■ **PROVIDED DATA**:
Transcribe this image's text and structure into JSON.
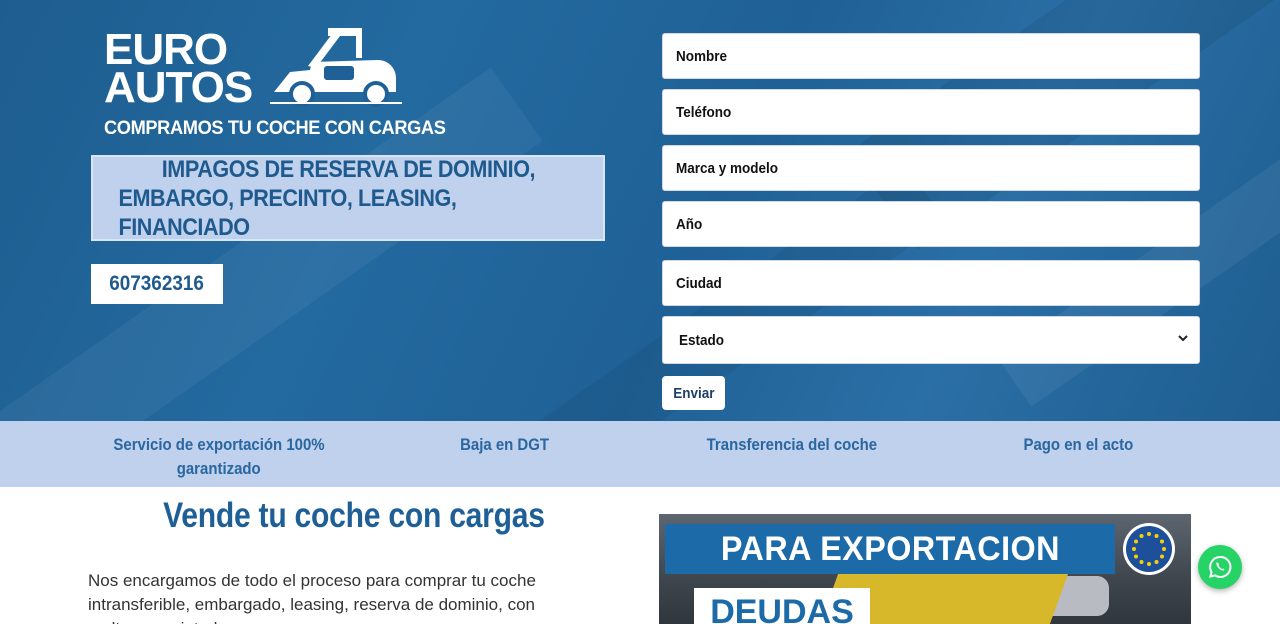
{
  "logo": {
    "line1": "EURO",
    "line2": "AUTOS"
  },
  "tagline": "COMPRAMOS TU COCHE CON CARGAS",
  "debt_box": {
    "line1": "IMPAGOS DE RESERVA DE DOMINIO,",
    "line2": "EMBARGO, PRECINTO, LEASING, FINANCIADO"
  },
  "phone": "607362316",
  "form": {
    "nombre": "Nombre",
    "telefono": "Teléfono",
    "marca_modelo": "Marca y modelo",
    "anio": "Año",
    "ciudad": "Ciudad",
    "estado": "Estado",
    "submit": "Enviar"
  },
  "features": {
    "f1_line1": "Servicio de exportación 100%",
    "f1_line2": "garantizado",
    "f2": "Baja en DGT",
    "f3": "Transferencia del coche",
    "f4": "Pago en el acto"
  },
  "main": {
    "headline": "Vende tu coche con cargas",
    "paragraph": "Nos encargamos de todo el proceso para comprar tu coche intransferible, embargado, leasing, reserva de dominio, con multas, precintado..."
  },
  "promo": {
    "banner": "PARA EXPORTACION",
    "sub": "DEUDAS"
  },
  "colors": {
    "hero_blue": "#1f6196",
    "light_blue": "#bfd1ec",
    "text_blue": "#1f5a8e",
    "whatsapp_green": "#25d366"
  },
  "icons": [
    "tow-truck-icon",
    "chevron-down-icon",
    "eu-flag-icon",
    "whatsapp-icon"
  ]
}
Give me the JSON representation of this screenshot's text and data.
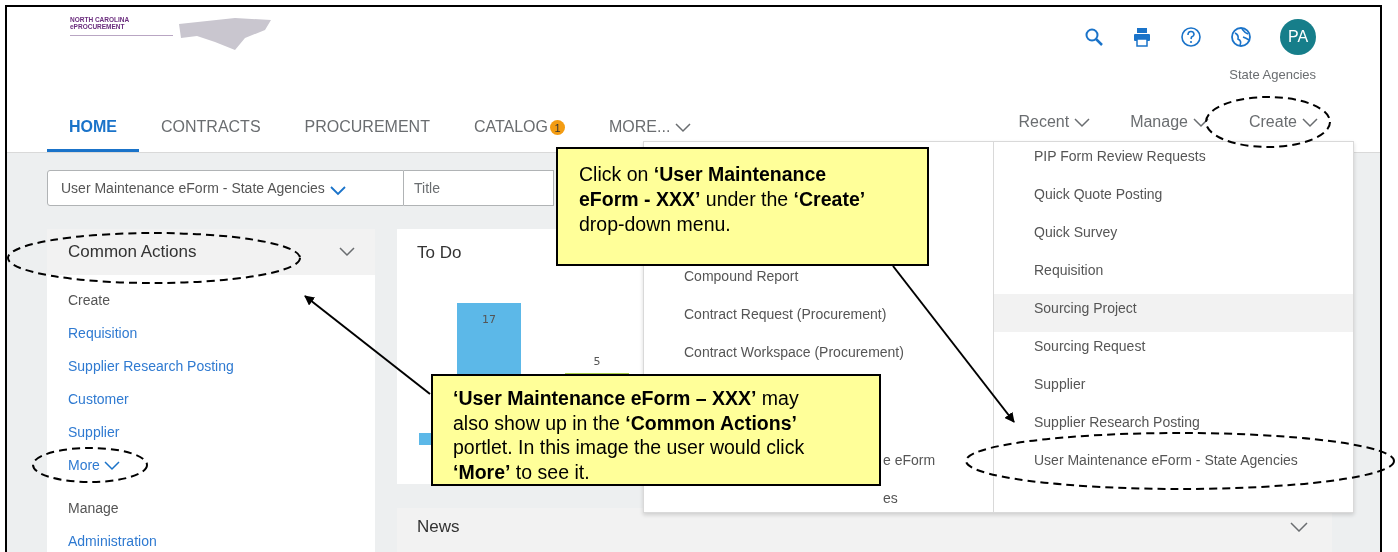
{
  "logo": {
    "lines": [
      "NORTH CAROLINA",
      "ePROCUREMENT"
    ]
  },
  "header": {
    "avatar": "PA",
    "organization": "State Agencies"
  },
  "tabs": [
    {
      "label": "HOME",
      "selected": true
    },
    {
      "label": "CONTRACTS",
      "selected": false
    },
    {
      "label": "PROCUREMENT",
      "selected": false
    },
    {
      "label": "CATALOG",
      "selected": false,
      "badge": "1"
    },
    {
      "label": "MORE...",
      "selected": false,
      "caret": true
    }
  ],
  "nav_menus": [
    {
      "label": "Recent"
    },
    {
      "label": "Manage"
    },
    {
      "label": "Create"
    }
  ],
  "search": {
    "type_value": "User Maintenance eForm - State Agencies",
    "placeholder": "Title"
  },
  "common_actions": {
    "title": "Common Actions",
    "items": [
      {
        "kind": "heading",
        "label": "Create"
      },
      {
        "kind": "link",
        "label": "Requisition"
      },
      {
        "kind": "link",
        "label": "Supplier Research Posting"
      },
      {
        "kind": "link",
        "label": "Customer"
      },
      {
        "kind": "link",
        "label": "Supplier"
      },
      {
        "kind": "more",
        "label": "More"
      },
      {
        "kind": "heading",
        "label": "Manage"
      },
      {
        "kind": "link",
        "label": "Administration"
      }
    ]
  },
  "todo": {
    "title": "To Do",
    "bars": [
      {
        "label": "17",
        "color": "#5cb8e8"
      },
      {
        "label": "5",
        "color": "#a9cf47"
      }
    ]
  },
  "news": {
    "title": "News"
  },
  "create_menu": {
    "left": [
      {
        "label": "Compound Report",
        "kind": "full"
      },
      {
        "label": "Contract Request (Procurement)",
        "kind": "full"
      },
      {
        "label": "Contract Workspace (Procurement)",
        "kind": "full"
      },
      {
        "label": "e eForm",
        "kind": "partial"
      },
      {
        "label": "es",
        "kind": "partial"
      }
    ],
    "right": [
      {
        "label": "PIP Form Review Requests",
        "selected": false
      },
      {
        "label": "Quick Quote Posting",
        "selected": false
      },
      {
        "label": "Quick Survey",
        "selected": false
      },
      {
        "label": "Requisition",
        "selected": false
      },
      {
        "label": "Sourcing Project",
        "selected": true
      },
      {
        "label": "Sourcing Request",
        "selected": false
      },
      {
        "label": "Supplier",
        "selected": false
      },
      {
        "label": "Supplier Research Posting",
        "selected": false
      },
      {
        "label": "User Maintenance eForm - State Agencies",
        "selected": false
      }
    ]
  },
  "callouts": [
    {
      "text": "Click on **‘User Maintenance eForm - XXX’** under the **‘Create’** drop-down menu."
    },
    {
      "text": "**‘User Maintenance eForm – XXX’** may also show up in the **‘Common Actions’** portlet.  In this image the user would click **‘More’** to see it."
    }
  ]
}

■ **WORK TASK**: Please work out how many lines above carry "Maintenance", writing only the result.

■ **ANSWER FOR THE TASK**: 4